§ Your task
An exact copy of all entries is required.

§ Raw data
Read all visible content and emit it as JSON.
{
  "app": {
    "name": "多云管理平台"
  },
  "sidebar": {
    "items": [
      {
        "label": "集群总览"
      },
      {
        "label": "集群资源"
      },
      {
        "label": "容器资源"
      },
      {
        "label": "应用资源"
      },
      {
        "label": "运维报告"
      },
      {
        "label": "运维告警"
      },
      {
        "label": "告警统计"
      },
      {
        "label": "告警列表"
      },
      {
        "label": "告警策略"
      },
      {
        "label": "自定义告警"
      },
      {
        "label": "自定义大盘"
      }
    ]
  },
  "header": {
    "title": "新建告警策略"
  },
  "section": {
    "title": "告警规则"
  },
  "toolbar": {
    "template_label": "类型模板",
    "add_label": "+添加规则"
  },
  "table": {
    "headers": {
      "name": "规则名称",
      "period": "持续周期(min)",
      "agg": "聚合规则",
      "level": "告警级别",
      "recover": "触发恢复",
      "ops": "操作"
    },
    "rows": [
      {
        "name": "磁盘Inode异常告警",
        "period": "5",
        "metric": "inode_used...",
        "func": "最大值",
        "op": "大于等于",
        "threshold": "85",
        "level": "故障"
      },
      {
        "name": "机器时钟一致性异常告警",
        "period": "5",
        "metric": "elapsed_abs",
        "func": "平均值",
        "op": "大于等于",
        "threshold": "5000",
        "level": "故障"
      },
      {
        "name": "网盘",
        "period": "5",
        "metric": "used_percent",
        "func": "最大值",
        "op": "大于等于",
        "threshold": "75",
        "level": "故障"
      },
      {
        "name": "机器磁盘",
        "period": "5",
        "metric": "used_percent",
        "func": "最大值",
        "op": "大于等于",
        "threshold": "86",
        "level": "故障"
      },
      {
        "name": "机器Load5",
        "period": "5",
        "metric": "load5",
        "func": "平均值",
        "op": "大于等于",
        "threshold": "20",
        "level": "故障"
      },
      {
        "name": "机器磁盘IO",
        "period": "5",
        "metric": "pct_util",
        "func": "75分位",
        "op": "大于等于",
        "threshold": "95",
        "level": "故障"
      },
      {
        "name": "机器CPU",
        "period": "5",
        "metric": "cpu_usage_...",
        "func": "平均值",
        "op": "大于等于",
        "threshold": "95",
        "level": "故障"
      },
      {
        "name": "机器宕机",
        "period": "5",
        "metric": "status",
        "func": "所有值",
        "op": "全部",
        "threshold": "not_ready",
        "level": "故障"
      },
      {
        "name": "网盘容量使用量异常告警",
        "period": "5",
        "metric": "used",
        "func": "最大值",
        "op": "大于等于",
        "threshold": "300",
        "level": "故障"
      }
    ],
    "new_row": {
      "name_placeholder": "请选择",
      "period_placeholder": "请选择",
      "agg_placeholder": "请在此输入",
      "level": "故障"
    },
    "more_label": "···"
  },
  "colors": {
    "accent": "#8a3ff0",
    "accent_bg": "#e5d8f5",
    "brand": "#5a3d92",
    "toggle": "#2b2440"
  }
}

§ Output below
Read all visible content and emit it as JSON.
{
  "app": {
    "name": "多云管理平台"
  },
  "sidebar": {
    "items": [
      {
        "label": "集群总览"
      },
      {
        "label": "集群资源"
      },
      {
        "label": "容器资源"
      },
      {
        "label": "应用资源"
      },
      {
        "label": "运维报告"
      },
      {
        "label": "运维告警"
      },
      {
        "label": "告警统计"
      },
      {
        "label": "告警列表"
      },
      {
        "label": "告警策略"
      },
      {
        "label": "自定义告警"
      },
      {
        "label": "自定义大盘"
      }
    ]
  },
  "header": {
    "title": "新建告警策略"
  },
  "section": {
    "title": "告警规则"
  },
  "toolbar": {
    "template_label": "类型模板",
    "add_label": "+添加规则"
  },
  "table": {
    "headers": {
      "name": "规则名称",
      "period": "持续周期(min)",
      "agg": "聚合规则",
      "level": "告警级别",
      "recover": "触发恢复",
      "ops": "操作"
    },
    "rows": [
      {
        "name": "磁盘Inode异常告警",
        "period": "5",
        "metric": "inode_used...",
        "func": "最大值",
        "op": "大于等于",
        "threshold": "85",
        "level": "故障"
      },
      {
        "name": "机器时钟一致性异常告警",
        "period": "5",
        "metric": "elapsed_abs",
        "func": "平均值",
        "op": "大于等于",
        "threshold": "5000",
        "level": "故障"
      },
      {
        "name": "网盘",
        "period": "5",
        "metric": "used_percent",
        "func": "最大值",
        "op": "大于等于",
        "threshold": "75",
        "level": "故障"
      },
      {
        "name": "机器磁盘",
        "period": "5",
        "metric": "used_percent",
        "func": "最大值",
        "op": "大于等于",
        "threshold": "86",
        "level": "故障"
      },
      {
        "name": "机器Load5",
        "period": "5",
        "metric": "load5",
        "func": "平均值",
        "op": "大于等于",
        "threshold": "20",
        "level": "故障"
      },
      {
        "name": "机器磁盘IO",
        "period": "5",
        "metric": "pct_util",
        "func": "75分位",
        "op": "大于等于",
        "threshold": "95",
        "level": "故障"
      },
      {
        "name": "机器CPU",
        "period": "5",
        "metric": "cpu_usage_...",
        "func": "平均值",
        "op": "大于等于",
        "threshold": "95",
        "level": "故障"
      },
      {
        "name": "机器宕机",
        "period": "5",
        "metric": "status",
        "func": "所有值",
        "op": "全部",
        "threshold": "not_ready",
        "level": "故障"
      },
      {
        "name": "网盘容量使用量异常告警",
        "period": "5",
        "metric": "used",
        "func": "最大值",
        "op": "大于等于",
        "threshold": "300",
        "level": "故障"
      }
    ],
    "new_row": {
      "name_placeholder": "请选择",
      "period_placeholder": "请选择",
      "agg_placeholder": "请在此输入",
      "level": "故障"
    },
    "more_label": "···"
  },
  "colors": {
    "accent": "#8a3ff0",
    "accent_bg": "#e5d8f5",
    "brand": "#5a3d92",
    "toggle": "#2b2440"
  }
}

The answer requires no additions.